Brzyski was living in the Dallas, Texas area when an investigative reporting team from The Philadelphia Inquirer found him. He declined a request to be interviewed. Within a month of being discovered, he was found dead at the Super 7 Motel in Fort Worth. You can read the article from the Inquirer here.
I want to send my condolences to his victims. The truth and extent of his crimes may have died with him. I know from personal experience that the death of the priest who raped children brings a broad range of emotions for a survivor. There is relief that the monster is dead. There is also anger that he made it out of this life without having to answer for his sins, face his victims or pay for his crimes.
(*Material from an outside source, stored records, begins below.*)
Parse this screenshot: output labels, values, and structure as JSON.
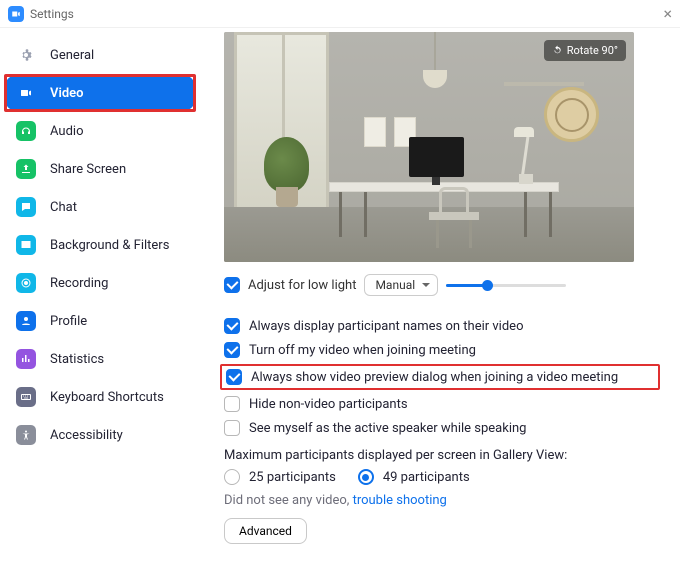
{
  "window": {
    "title": "Settings"
  },
  "sidebar": {
    "items": [
      {
        "label": "General",
        "icon_bg": "#ffffff",
        "icon": "gear",
        "active": false
      },
      {
        "label": "Video",
        "icon_bg": "#ffffff",
        "icon": "video",
        "active": true,
        "highlighted": true
      },
      {
        "label": "Audio",
        "icon_bg": "#16c266",
        "icon": "audio",
        "active": false
      },
      {
        "label": "Share Screen",
        "icon_bg": "#16c266",
        "icon": "share",
        "active": false
      },
      {
        "label": "Chat",
        "icon_bg": "#10b7e8",
        "icon": "chat",
        "active": false
      },
      {
        "label": "Background & Filters",
        "icon_bg": "#10b7e8",
        "icon": "bg",
        "active": false
      },
      {
        "label": "Recording",
        "icon_bg": "#10b7e8",
        "icon": "rec",
        "active": false
      },
      {
        "label": "Profile",
        "icon_bg": "#0E71EB",
        "icon": "profile",
        "active": false
      },
      {
        "label": "Statistics",
        "icon_bg": "#9454e0",
        "icon": "stats",
        "active": false
      },
      {
        "label": "Keyboard Shortcuts",
        "icon_bg": "#6a6e88",
        "icon": "kbd",
        "active": false
      },
      {
        "label": "Accessibility",
        "icon_bg": "#8a8e9a",
        "icon": "access",
        "active": false
      }
    ]
  },
  "video": {
    "rotate_label": "Rotate 90°",
    "adjust_low_light": {
      "label": "Adjust for low light",
      "checked": true,
      "mode": "Manual"
    },
    "options": [
      {
        "label": "Always display participant names on their video",
        "checked": true
      },
      {
        "label": "Turn off my video when joining meeting",
        "checked": true
      },
      {
        "label": "Always show video preview dialog when joining a video meeting",
        "checked": true,
        "highlighted": true
      },
      {
        "label": "Hide non-video participants",
        "checked": false
      },
      {
        "label": "See myself as the active speaker while speaking",
        "checked": false
      }
    ],
    "gallery_label": "Maximum participants displayed per screen in Gallery View:",
    "gallery_options": [
      {
        "label": "25 participants",
        "selected": false
      },
      {
        "label": "49 participants",
        "selected": true
      }
    ],
    "no_video_text": "Did not see any video,",
    "trouble_link": "trouble shooting",
    "advanced_label": "Advanced"
  }
}
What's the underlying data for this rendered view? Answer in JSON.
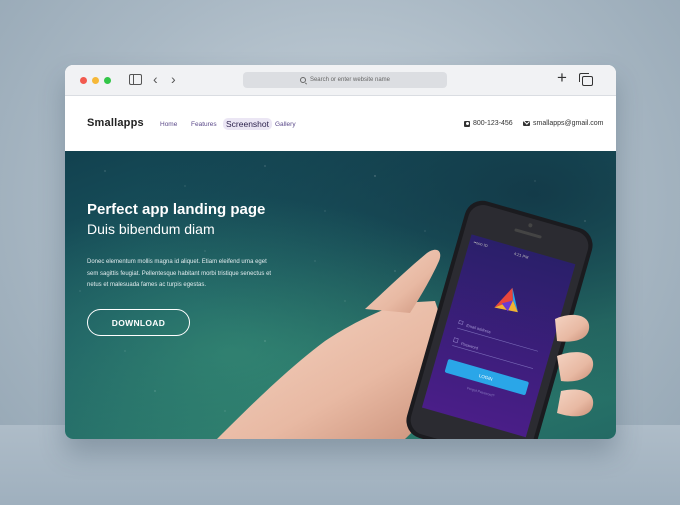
{
  "browser": {
    "url_placeholder": "Search or enter website name"
  },
  "header": {
    "brand": "Smallapps",
    "menu": [
      "Home",
      "Features",
      "Screenshot",
      "Gallery"
    ],
    "active_menu": "Screenshot",
    "phone": "800-123-456",
    "email": "smallapps@gmail.com"
  },
  "hero": {
    "title": "Perfect app landing page",
    "subtitle": "Duis bibendum diam",
    "text_lines": [
      "Donec elementum mollis magna id aliquet. Etiam eleifend urna eget",
      "sem sagittis feugiat. Pellentesque habitant morbi tristique senectus et",
      "netus et malesuada fames ac turpis egestas."
    ],
    "download_label": "DOWNLOAD"
  },
  "phone_app": {
    "status_left": "••ooo ID",
    "status_time": "4:21 PM",
    "email_placeholder": "Email address",
    "password_placeholder": "Password",
    "login_label": "LOGIN",
    "forgot_label": "Forgot Password?"
  },
  "colors": {
    "hero_top": "#12414f",
    "hero_bottom": "#2b7a6c",
    "accent_purple": "#5b4a8a",
    "login_blue": "#2aa6e8"
  }
}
What may be potentially worse for survivors is the knowledge that the Archdiocese is breathing a sigh of relief that another of the pack of wolves they have protected and supported for years is no longer causing a scandal for the church.
When Robert Gibson died in 2012, I was numb, confused and angry. Not so much at him, but at the Diocese of Scranton for choosing to shield him, deny the truth and not make the simple decision to protect children.
The death of James Brzyski tears the scab off the wound for all his victims and their families. His death does not make the pain any better, it just makes it different. If you were one of his victims, reach out. Don’t shoulder this burden alone. What he did to you was not your fault.
I do not believe in heaven or hell. I don’t have the option of wishing he would burn in hell along with the rest of the Roman collar criminals. I would like to see the wrath of the survivor community come down on those in the hierarchy of the church that protected monsters like James Brzyski. I really don’t care if that justice is awarded in a courtroom or on the streets.